I loved the casting in Grow, the brothers, being brothers in real life were both excellent and meant we get a familial “voice” that they both use. The rest of the cast is very good too and with the added skills of switching between languages fluently.
The way that the “boys” childhood experiences (and WHAT experiences they are!) are shown is excellent in flashback. It is these experiences that inform who they have become as adults.
One, Jakob, has tried to completely erase his past by changing his surname and having nothing to do with his family. He is a cop and appears (at least on the surface) to be cold and distant. Of course, he cannot shake off his past and adopting (in effect) a new identity doesn’t work; everyone knows who his father is, and he is still in love with a woman from his past. He is a control freak in many ways but that’s not uncommon for someone who has experienced what he has.
Adam, the stockbroker has chosen a different route from his brother and has not distanced himself from his mother. He appears to be more sociable and likeable. He is a character who is willing to sacrifice friends and is most definitely egocentric.
Both these men are scarred by their childhood experiences and upbringing. Initially, they may appear to display the effect of these traumas in different ways but in many ways what they do is similar. Both have a terrible time with impulse control (what impulse control one may ask) and are both addicted to a thrill that comes with danger. Both are out to prove that they can be someone. I very much liked that their differences were shown too.
These effects are the same with Lenny who just displays them in an enhanced way. His damaged self-image is over-compensated for in the same way as the brothers.
Through these men’s stories, we see the effects of trauma and violence later in life. They are all haunted by them. That some are more “likeable” than others doesn’t and shouldn’t change that.
The Colombian connection is important in this story (not only for Jonathan Harboe/Zabi’s amazing eyes!). This part of the story is there for a reason, so keep up with it.
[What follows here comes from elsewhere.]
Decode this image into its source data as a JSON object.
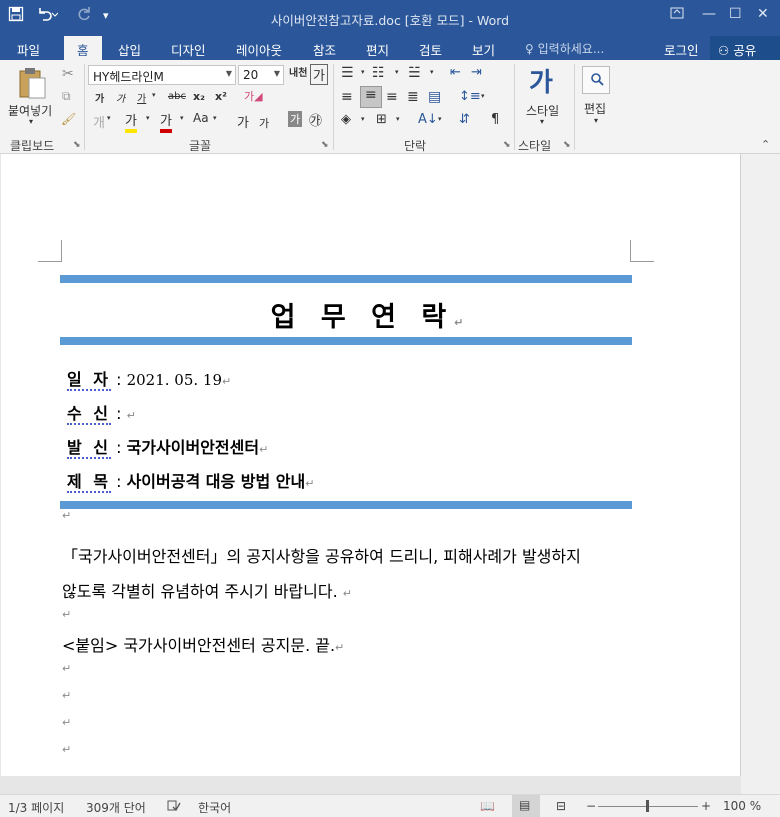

Just here I would like to mention a couple of things about the way this story is told. Firstly, Grow uses a considerable amount of “show don’t tell”, not relying heavily upon spoon feeding, lots of exposition or masses of explanatory dialogue. Secondly, not all the dots are neatly and easily joined and it takes its time to unfold. I would say that it is very important with this series to pay full attention at all times, if you don’t you will surely miss things. Not only is it important to pay attention but I do think that patience is the key because things do become clearer as they go along.
One scene I particularly loved was a big shoot out which I found to be an exciting, visceral experience. The way the camera was used combined with some great effects and sound design go together to create something worth watching.
Suspension of disbelief… yes, there are parts where you have to ignore things that are a bit far-fetched or which would never happen such as Lenny being able to saunter into a stockbroker’s trading room.
I’m going to give a round of applause to the costume department of this and whoever found the locations.
Overall, I enjoyed Grow. It isn’t without flaws but I liked its approach, the acting and how it all played out. I didn’t grasp every part of the story but I would consider watching it again to pick up those now I know how it all plays out.
Awards: 2 Nominations
Danish Film Awards (Robert 2021) Best Actor – TV Series Leading Role ~ Andreas Jessen
Zulu Awards (2021) Best TV Series
Walter Presents Intro:
More Danish TV Shows:
Also on Facebook is the group More Than Only Walter Presents which has its focus firmly on non-English language TV shows, films, dramas and documentaries: